▶ _TRY IT_
The answer is the full listing below, copied exactly, with its pictures omitted.

▶ _EXTRACTED RECORDS_

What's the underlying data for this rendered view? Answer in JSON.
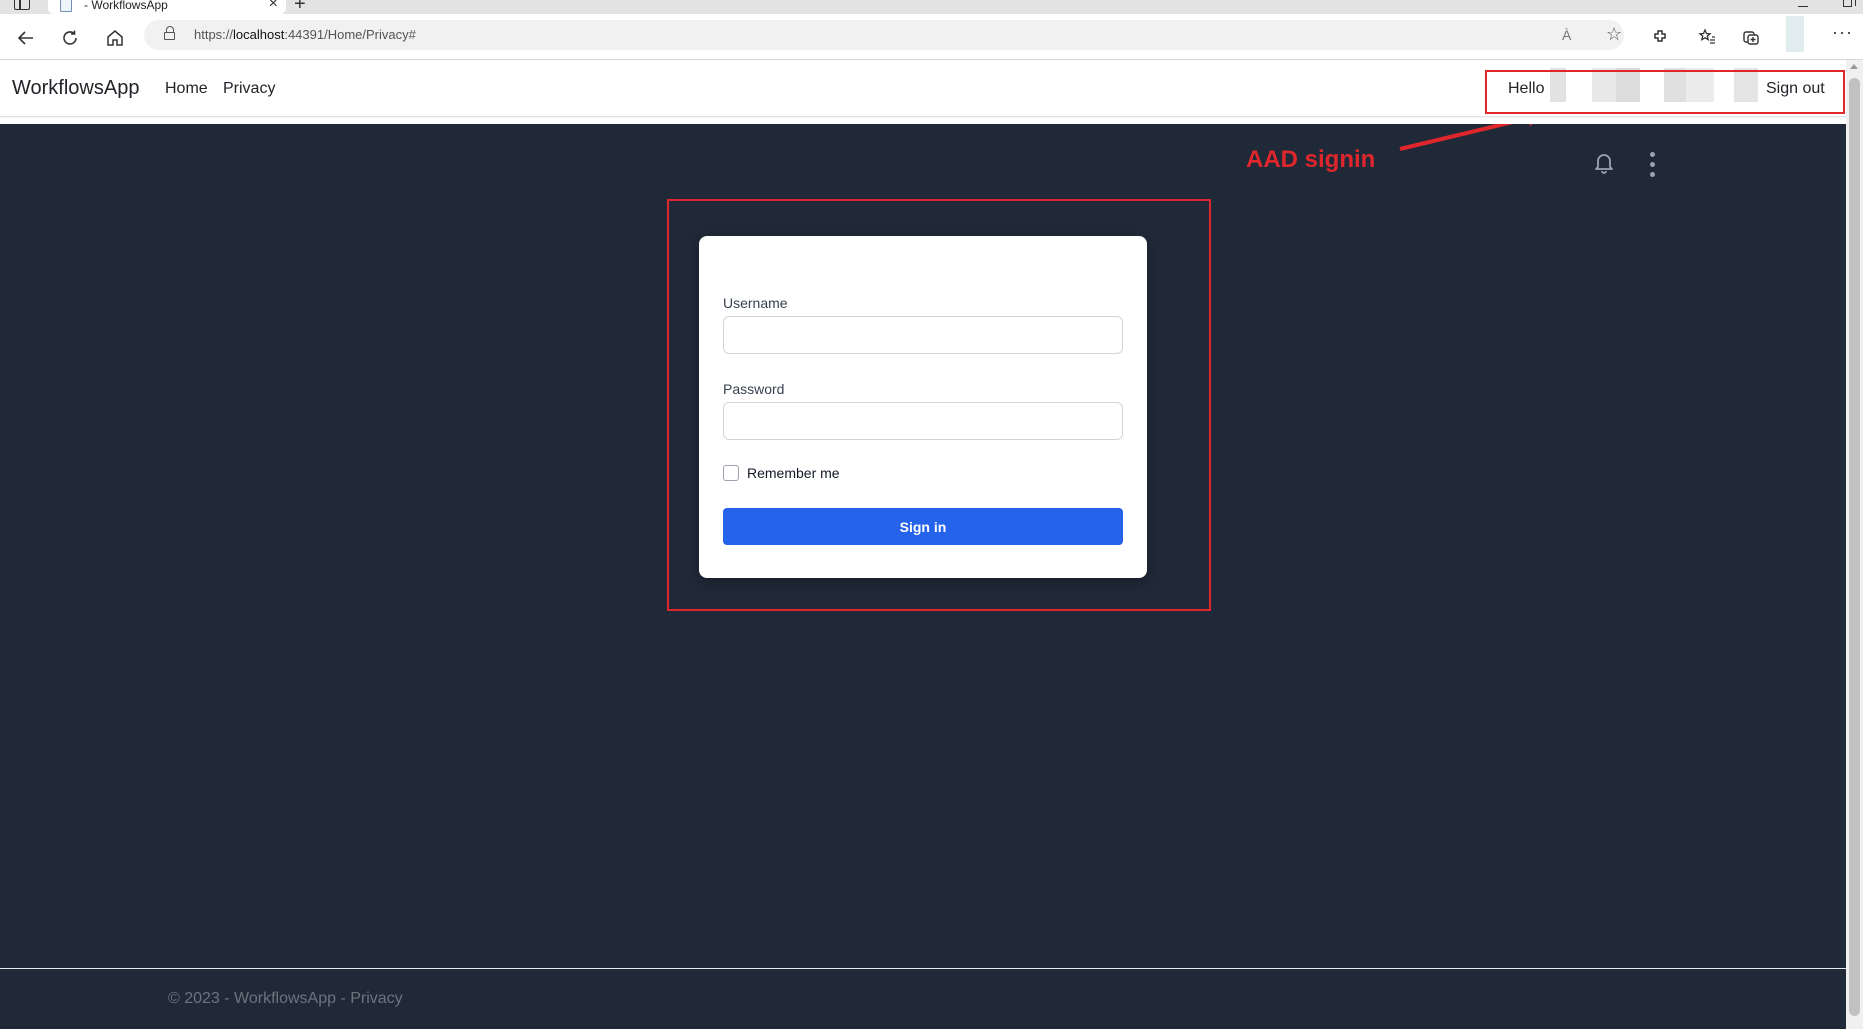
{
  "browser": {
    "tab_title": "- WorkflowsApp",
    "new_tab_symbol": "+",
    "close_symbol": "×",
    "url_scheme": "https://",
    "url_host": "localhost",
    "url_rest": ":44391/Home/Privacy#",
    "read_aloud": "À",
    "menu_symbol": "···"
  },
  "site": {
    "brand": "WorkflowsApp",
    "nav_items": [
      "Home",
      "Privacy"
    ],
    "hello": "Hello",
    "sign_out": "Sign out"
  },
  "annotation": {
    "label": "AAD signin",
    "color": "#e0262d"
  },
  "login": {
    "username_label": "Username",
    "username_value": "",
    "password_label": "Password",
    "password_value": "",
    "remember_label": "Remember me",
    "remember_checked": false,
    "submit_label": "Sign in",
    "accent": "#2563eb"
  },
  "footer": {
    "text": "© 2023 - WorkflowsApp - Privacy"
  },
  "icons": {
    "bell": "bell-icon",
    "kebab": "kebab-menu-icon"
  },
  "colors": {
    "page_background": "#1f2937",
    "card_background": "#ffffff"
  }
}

▶ _RESPONSE TO THE TASK_
What's the underlying data for this rendered view? Answer in JSON.
{
  "browser": {
    "tab_title": "- WorkflowsApp",
    "new_tab_symbol": "+",
    "close_symbol": "×",
    "url_scheme": "https://",
    "url_host": "localhost",
    "url_rest": ":44391/Home/Privacy#",
    "read_aloud": "À",
    "menu_symbol": "···"
  },
  "site": {
    "brand": "WorkflowsApp",
    "nav_items": [
      "Home",
      "Privacy"
    ],
    "hello": "Hello",
    "sign_out": "Sign out"
  },
  "annotation": {
    "label": "AAD signin",
    "color": "#e0262d"
  },
  "login": {
    "username_label": "Username",
    "username_value": "",
    "password_label": "Password",
    "password_value": "",
    "remember_label": "Remember me",
    "remember_checked": false,
    "submit_label": "Sign in",
    "accent": "#2563eb"
  },
  "footer": {
    "text": "© 2023 - WorkflowsApp - Privacy"
  },
  "icons": {
    "bell": "bell-icon",
    "kebab": "kebab-menu-icon"
  },
  "colors": {
    "page_background": "#1f2937",
    "card_background": "#ffffff"
  }
}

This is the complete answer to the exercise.